I don’t often get too personal at Stiletto Storytime. Most the time I keep it simply about the books and that’s always seemed appropriate to me but I would like to share something on this momentous occasion as I reach the milestone of five years in this crazy book blogging world. You see Stiletto Storytime almost didn’t turn five. As many of you may have noticed there has been a definite decrease in posting in this last year. It’s something I apologize for and that truly bothers me as I consider my blog to be a very important responsibility and a pleasure because of the wonderful readers that I call my own. However there are other things in life that trump a blog in the big picture and chiefly among those is my family.

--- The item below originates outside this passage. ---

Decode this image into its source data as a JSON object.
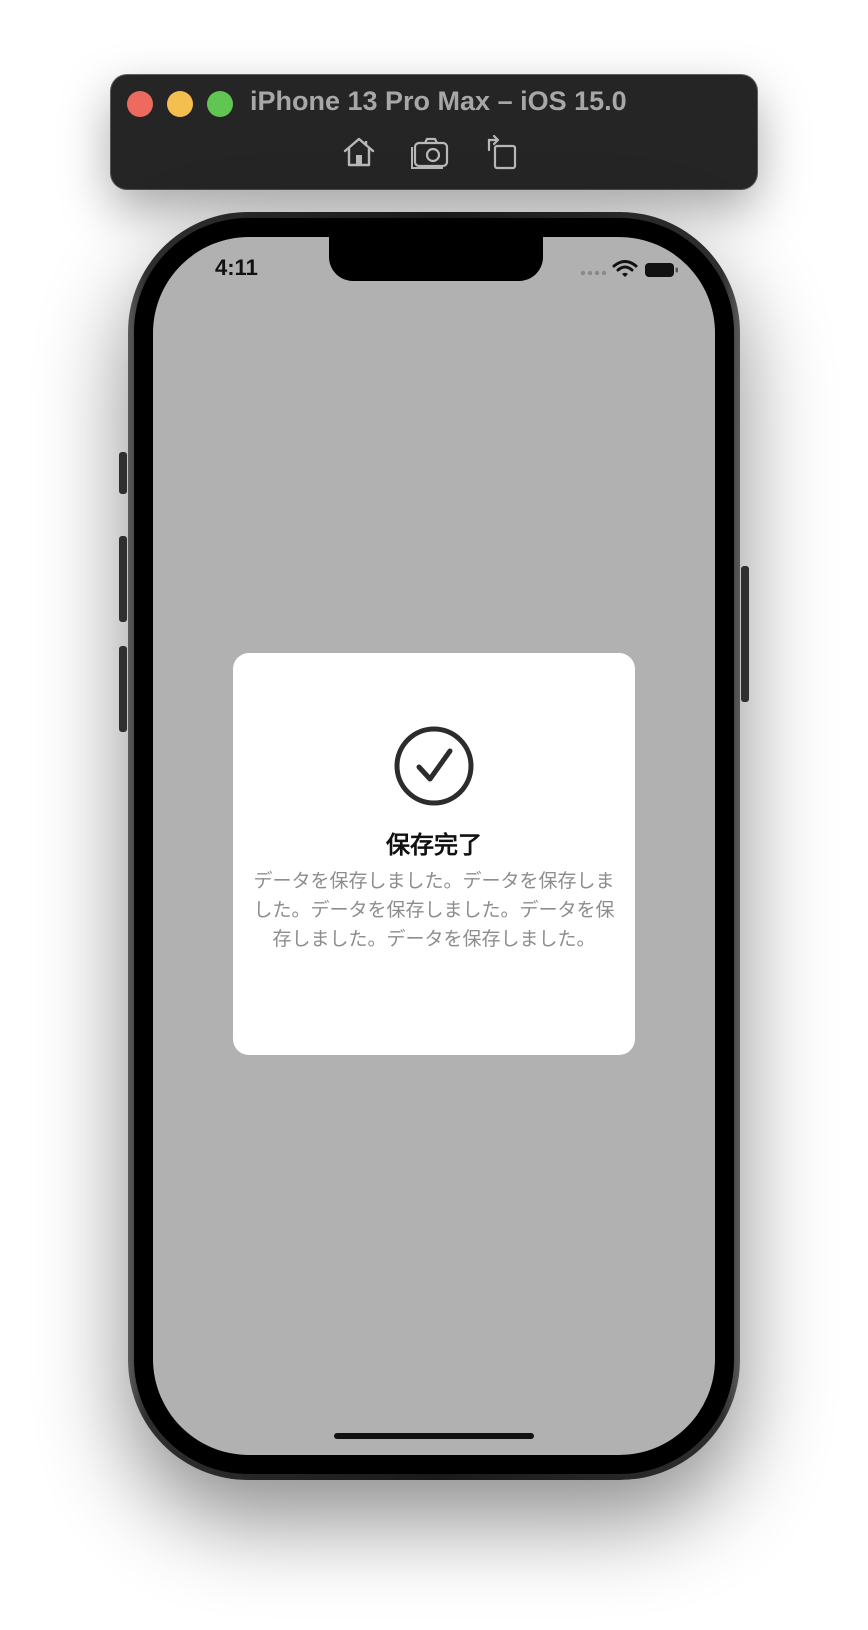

I never really sat down and considered why I read. For me it’s always been as natural as eating and sleeping. It’s just something I was born to do. However in the past year reading has taken on a whole new meaning for me…it has become a way to find answers to the most important of issues, to reach decisions based on facts and at times a way to escape the world when I feel I have simply been handed way too much. You see in this past year my beautiful son who many of you have watched grow through Little Man Reads has been diagnosed with autism. This past year has been not only a struggle but absolutely the hardest I have faced in my entire life. At times reading and posting on this blog has not only been hard because of time restraints and his need of me but also in some ways it felt pointless. What did it all count for when my little man was so desperately in need of me? What did it mean when my world was coming crashing down on me as the most important thing in the world to me was in jeopardy? Why did I even bother?
The answer: it meant my identity. It meant a way to stay connected to who I am as a person and in that way to be a better mother to my son. Stiletto Storytime has been my outlet to the outside world at times. My friends and book buddies have been a support system and a cheerleading team. And reading…my dear old friend has given me the information and the power to know how to help my son and give him the best possible outlook for his future which I know deep in my heart is certainly bright. So this year I thank my blog, my readers and all my dear bookish friends for always being there. It’s because of you that I am celebrating five years here at Stiletto Storytime. And it’s because of you that I have hope for many more. On that note Happy Blogoversary Stiletto Storytime and as always…Happy Reading to All!